# The records:

-.-.-

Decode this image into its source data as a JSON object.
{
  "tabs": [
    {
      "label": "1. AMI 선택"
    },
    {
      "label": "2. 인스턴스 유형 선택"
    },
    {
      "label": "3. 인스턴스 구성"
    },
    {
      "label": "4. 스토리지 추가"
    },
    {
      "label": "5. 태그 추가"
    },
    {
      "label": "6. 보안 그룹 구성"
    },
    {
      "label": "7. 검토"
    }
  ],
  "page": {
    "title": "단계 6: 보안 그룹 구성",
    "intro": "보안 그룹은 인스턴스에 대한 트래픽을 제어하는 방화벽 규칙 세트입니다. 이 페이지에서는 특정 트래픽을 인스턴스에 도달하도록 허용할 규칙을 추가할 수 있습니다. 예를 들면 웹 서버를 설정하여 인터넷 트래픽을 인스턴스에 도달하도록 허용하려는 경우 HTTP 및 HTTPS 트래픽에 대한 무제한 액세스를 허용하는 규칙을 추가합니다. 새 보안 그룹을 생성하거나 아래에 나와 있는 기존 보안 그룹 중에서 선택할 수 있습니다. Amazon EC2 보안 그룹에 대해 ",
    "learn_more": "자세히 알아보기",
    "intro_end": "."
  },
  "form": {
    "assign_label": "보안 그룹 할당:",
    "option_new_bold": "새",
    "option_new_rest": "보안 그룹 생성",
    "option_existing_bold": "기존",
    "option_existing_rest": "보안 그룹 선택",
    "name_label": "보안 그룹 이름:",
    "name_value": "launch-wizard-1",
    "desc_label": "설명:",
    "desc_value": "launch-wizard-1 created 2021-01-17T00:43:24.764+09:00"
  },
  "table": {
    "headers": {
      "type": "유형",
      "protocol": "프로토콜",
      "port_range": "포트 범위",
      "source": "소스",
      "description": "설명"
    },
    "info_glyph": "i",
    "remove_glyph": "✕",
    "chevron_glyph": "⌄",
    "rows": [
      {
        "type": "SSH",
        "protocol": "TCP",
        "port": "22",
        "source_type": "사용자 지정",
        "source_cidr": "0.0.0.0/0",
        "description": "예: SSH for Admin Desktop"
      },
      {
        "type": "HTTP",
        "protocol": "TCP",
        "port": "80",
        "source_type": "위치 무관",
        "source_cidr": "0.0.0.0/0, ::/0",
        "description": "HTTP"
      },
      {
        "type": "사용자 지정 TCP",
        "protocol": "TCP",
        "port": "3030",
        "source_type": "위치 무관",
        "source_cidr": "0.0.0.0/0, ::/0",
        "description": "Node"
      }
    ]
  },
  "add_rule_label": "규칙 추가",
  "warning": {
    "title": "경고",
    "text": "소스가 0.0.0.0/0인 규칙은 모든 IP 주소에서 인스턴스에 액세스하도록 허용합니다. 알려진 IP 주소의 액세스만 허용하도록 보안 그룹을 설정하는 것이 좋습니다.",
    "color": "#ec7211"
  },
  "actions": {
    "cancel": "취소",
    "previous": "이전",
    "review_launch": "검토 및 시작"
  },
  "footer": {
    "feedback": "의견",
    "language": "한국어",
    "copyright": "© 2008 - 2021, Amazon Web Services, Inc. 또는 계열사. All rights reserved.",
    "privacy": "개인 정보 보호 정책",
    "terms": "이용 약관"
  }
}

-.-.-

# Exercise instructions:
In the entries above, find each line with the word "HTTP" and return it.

# Solution to this task:
    "intro": "보안 그룹은 인스턴스에 대한 트래픽을 제어하는 방화벽 규칙 세트입니다. 이 페이지에서는 특정 트래픽을 인스턴스에 도달하도록 허용할 규칙을 추가할 수 있습니다. 예를 들면 웹 서버를 설정하여 인터넷 트래픽을 인스턴스에 도달하도록 허용하려는 경우 HTTP 및 HTTPS 트래픽에 대한 무제한 액세스를 허용하는 규칙을 추가합니다. 새 보안 그룹을 생성하거나 아래에 나와 있는 기존 보안 그룹 중에서 선택할 수 있습니다. Amazon EC2 보안 그룹에 대해 ",
        "type": "HTTP",
        "description": "HTTP"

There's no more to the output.